WHAT IS REQUIRED: Would you reproduce the entries exactly, including every line?

TASK DATA section start

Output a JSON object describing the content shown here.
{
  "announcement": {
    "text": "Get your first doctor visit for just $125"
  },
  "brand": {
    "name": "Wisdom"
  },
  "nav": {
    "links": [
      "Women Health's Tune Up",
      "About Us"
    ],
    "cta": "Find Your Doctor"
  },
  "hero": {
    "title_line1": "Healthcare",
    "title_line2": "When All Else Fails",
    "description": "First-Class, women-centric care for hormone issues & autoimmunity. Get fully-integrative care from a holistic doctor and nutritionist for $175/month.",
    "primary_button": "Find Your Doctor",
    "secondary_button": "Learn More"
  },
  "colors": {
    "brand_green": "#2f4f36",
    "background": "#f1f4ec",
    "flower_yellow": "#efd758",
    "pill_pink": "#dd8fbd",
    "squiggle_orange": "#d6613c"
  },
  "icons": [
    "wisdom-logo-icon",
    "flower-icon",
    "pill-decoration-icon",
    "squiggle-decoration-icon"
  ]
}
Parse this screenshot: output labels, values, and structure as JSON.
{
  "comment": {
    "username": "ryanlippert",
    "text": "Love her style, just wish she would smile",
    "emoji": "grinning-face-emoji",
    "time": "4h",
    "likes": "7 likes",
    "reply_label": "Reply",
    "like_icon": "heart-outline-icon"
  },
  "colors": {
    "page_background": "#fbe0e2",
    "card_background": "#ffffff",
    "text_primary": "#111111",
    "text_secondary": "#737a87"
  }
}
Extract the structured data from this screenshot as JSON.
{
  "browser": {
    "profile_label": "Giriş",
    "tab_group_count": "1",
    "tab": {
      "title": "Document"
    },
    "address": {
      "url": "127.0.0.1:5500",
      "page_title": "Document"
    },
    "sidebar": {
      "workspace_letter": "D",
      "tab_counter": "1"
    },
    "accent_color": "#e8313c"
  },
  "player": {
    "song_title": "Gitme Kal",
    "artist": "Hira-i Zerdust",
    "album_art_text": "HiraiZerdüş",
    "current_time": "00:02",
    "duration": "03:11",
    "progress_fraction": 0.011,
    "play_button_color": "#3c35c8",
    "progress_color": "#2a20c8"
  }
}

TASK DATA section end

REPLY:
Output a JSON object describing the content shown here.
{
  "announcement": {
    "text": "Get your first doctor visit for just $125"
  },
  "brand": {
    "name": "Wisdom"
  },
  "nav": {
    "links": [
      "Women Health's Tune Up",
      "About Us"
    ],
    "cta": "Find Your Doctor"
  },
  "hero": {
    "title_line1": "Healthcare",
    "title_line2": "When All Else Fails",
    "description": "First-Class, women-centric care for hormone issues & autoimmunity. Get fully-integrative care from a holistic doctor and nutritionist for $175/month.",
    "primary_button": "Find Your Doctor",
    "secondary_button": "Learn More"
  },
  "colors": {
    "brand_green": "#2f4f36",
    "background": "#f1f4ec",
    "flower_yellow": "#efd758",
    "pill_pink": "#dd8fbd",
    "squiggle_orange": "#d6613c"
  },
  "icons": [
    "wisdom-logo-icon",
    "flower-icon",
    "pill-decoration-icon",
    "squiggle-decoration-icon"
  ]
}
Parse this screenshot: output labels, values, and structure as JSON.
{
  "comment": {
    "username": "ryanlippert",
    "text": "Love her style, just wish she would smile",
    "emoji": "grinning-face-emoji",
    "time": "4h",
    "likes": "7 likes",
    "reply_label": "Reply",
    "like_icon": "heart-outline-icon"
  },
  "colors": {
    "page_background": "#fbe0e2",
    "card_background": "#ffffff",
    "text_primary": "#111111",
    "text_secondary": "#737a87"
  }
}
Extract the structured data from this screenshot as JSON.
{
  "browser": {
    "profile_label": "Giriş",
    "tab_group_count": "1",
    "tab": {
      "title": "Document"
    },
    "address": {
      "url": "127.0.0.1:5500",
      "page_title": "Document"
    },
    "sidebar": {
      "workspace_letter": "D",
      "tab_counter": "1"
    },
    "accent_color": "#e8313c"
  },
  "player": {
    "song_title": "Gitme Kal",
    "artist": "Hira-i Zerdust",
    "album_art_text": "HiraiZerdüş",
    "current_time": "00:02",
    "duration": "03:11",
    "progress_fraction": 0.011,
    "play_button_color": "#3c35c8",
    "progress_color": "#2a20c8"
  }
}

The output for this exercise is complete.